Sorry to Bother You speaks to one’s career readiness, as well as the conflicts and callings one might face in their career. Its satire drives home the importance of moral integrity, self-knowledge, and–surprisingly–union representation.
Director Davy Rothbart’s award-winning documentary 17 Blocks shows us four generations of an African-American family struggling through tragedy and looking for hope. Rothbart will visit Winona State with his film Oct. 22, 2019, at 7 pm in Stark 103 Miller Auditorium.
In this episode of The Professor, emotions run high as students compete for attention and cope with that most dreaded of tasks: the group project. Who will get the “final A”?
1917 is one of the most talked-about films of the year. But besides for the masterful technical work, how does the war film measure up?

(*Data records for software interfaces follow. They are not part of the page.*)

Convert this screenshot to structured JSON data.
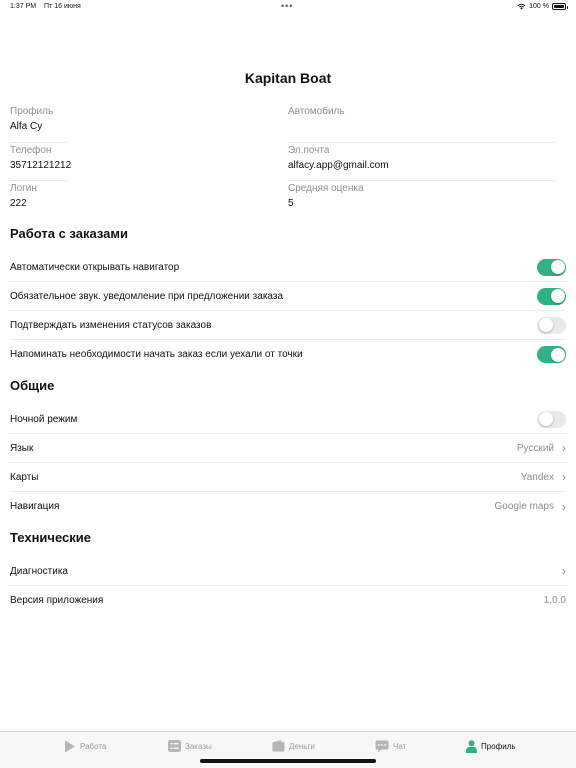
{
  "status_bar": {
    "time": "1:37 PM",
    "date": "Пт 16 июня",
    "dots": "•••",
    "battery": "100 %"
  },
  "page": {
    "title": "Kapitan Boat"
  },
  "profile": {
    "fields": [
      {
        "label": "Профиль",
        "value": "Alfa Cy"
      },
      {
        "label": "Автомобиль",
        "value": ""
      },
      {
        "label": "Телефон",
        "value": "35712121212"
      },
      {
        "label": "Эл.почта",
        "value": "alfacy.app@gmail.com"
      },
      {
        "label": "Логин",
        "value": "222"
      },
      {
        "label": "Средняя оценка",
        "value": "5"
      }
    ]
  },
  "orders_section": {
    "title": "Работа с заказами",
    "items": [
      {
        "label": "Автоматически открывать навигатор",
        "on": true
      },
      {
        "label": "Обязательное звук. уведомление при предложении заказа",
        "on": true
      },
      {
        "label": "Подтверждать изменения статусов заказов",
        "on": false
      },
      {
        "label": "Напоминать необходимости начать заказ если уехали от точки",
        "on": true
      }
    ]
  },
  "general_section": {
    "title": "Общие",
    "night_mode": {
      "label": "Ночной режим",
      "on": false
    },
    "language": {
      "label": "Язык",
      "value": "Русский"
    },
    "maps": {
      "label": "Карты",
      "value": "Yandex"
    },
    "navigation": {
      "label": "Навигация",
      "value": "Google maps"
    }
  },
  "tech_section": {
    "title": "Технические",
    "diagnostics": {
      "label": "Диагностика"
    },
    "version": {
      "label": "Версия приложения",
      "value": "1.0.0"
    }
  },
  "tabs": [
    {
      "label": "Работа",
      "icon": "play-icon",
      "active": false
    },
    {
      "label": "Заказы",
      "icon": "list-icon",
      "active": false
    },
    {
      "label": "Деньги",
      "icon": "wallet-icon",
      "active": false
    },
    {
      "label": "Чат",
      "icon": "chat-icon",
      "active": false
    },
    {
      "label": "Профиль",
      "icon": "person-icon",
      "active": true
    }
  ],
  "colors": {
    "accent": "#2fb383",
    "toggle_off": "#e9e9eb",
    "secondary_text": "#8e8e93"
  }
}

An unpredictable film covering the struggle that aging actors faced in the 1960’s, Once Upon a Time in Hollywood employs many of the era’s techniques and invites its viewers to reminisce while foreshadowing the violence that lurks in Hollywood’s shadows.
Paying homage to the classic Siskel and Ebert review show: At the Movies, Noah Mruz and Harrison McCormick discuss the latest and greatest Eddie Murphy Film.
Lorene Scafaria’s Hustlers (2019) brings together a great team of A-List talents, but ultimately, leaves a lot to be desired both its ideological message and its cinematography. In the end, the only thing Hustlers will be hustling is your time and money.
This cheesy love story will bring viewers back to their high school days with its awkward relationships and confrontation of bullying.
Chucky gets his very own remake 31 years later, one with cool effects and creepy surprises, with talents from Mark Hamill and Aubrey Plaza.
Between Two Ferns: The Movie is Zach Galfianakis’s latest attempt of translating his online comedy series into a full feature film, doing so with minimal character development but enough jokes to leave any viewer with tears in their eyes.
The Mountainfilm festival’s theme for the 41st year is equity, meaning equal opportunities for everyone. Erik Osterholm’s Ascending Afghanistan focuses on thirteen Afghani women mountaineers pushing through the setbacks women in their country face.
The 2019 Mountainfilm Festival in Telluride, CO, left festival-goers were left with a disorienting sensation: would anything we learned here come with us into our regular lives? Author Cheryl Strayed and director Tom Shadyac responded in their talk titled, What Now?, emphasizing a feeling of great of equanimity amongst all who attended.